(Entries taken from a collection)

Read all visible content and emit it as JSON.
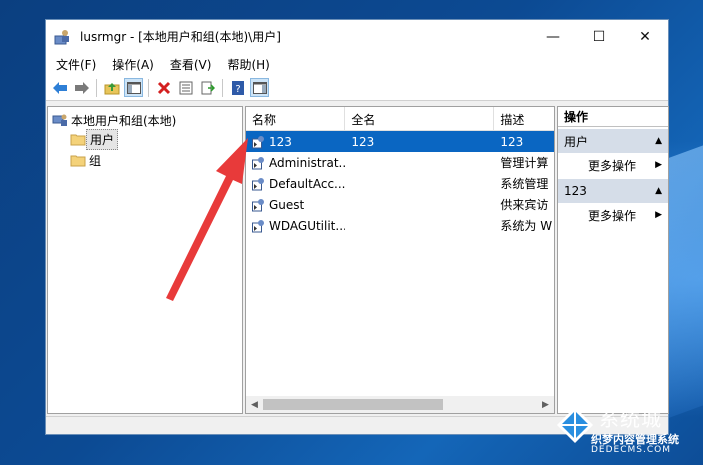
{
  "window": {
    "title": "lusrmgr - [本地用户和组(本地)\\用户]"
  },
  "window_controls": {
    "minimize": "—",
    "maximize": "☐",
    "close": "✕"
  },
  "menu": [
    "文件(F)",
    "操作(A)",
    "查看(V)",
    "帮助(H)"
  ],
  "tree": {
    "root": "本地用户和组(本地)",
    "users": "用户",
    "groups": "组"
  },
  "list": {
    "columns": [
      "名称",
      "全名",
      "描述"
    ],
    "rows": [
      {
        "name": "123",
        "full_name": "123",
        "description": "123"
      },
      {
        "name": "Administrat...",
        "full_name": "",
        "description": "管理计算"
      },
      {
        "name": "DefaultAcc...",
        "full_name": "",
        "description": "系统管理"
      },
      {
        "name": "Guest",
        "full_name": "",
        "description": "供来宾访"
      },
      {
        "name": "WDAGUtilit...",
        "full_name": "",
        "description": "系统为 W"
      }
    ]
  },
  "actions": {
    "title": "操作",
    "section1": "用户",
    "section1_more": "更多操作",
    "section2": "123",
    "section2_more": "更多操作"
  },
  "watermark": {
    "brand": "系统城",
    "sub": "织梦内容管理系统",
    "url": "DEDECMS.COM"
  },
  "colors": {
    "selection": "#0a66c2",
    "arrow": "#e83a3a",
    "desktop": "#0c4a93"
  }
}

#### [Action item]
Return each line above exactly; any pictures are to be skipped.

#### [Written solution]
Read all visible content and emit it as JSON.
{
  "window": {
    "title": "lusrmgr - [本地用户和组(本地)\\用户]"
  },
  "window_controls": {
    "minimize": "—",
    "maximize": "☐",
    "close": "✕"
  },
  "menu": [
    "文件(F)",
    "操作(A)",
    "查看(V)",
    "帮助(H)"
  ],
  "tree": {
    "root": "本地用户和组(本地)",
    "users": "用户",
    "groups": "组"
  },
  "list": {
    "columns": [
      "名称",
      "全名",
      "描述"
    ],
    "rows": [
      {
        "name": "123",
        "full_name": "123",
        "description": "123"
      },
      {
        "name": "Administrat...",
        "full_name": "",
        "description": "管理计算"
      },
      {
        "name": "DefaultAcc...",
        "full_name": "",
        "description": "系统管理"
      },
      {
        "name": "Guest",
        "full_name": "",
        "description": "供来宾访"
      },
      {
        "name": "WDAGUtilit...",
        "full_name": "",
        "description": "系统为 W"
      }
    ]
  },
  "actions": {
    "title": "操作",
    "section1": "用户",
    "section1_more": "更多操作",
    "section2": "123",
    "section2_more": "更多操作"
  },
  "watermark": {
    "brand": "系统城",
    "sub": "织梦内容管理系统",
    "url": "DEDECMS.COM"
  },
  "colors": {
    "selection": "#0a66c2",
    "arrow": "#e83a3a",
    "desktop": "#0c4a93"
  }
}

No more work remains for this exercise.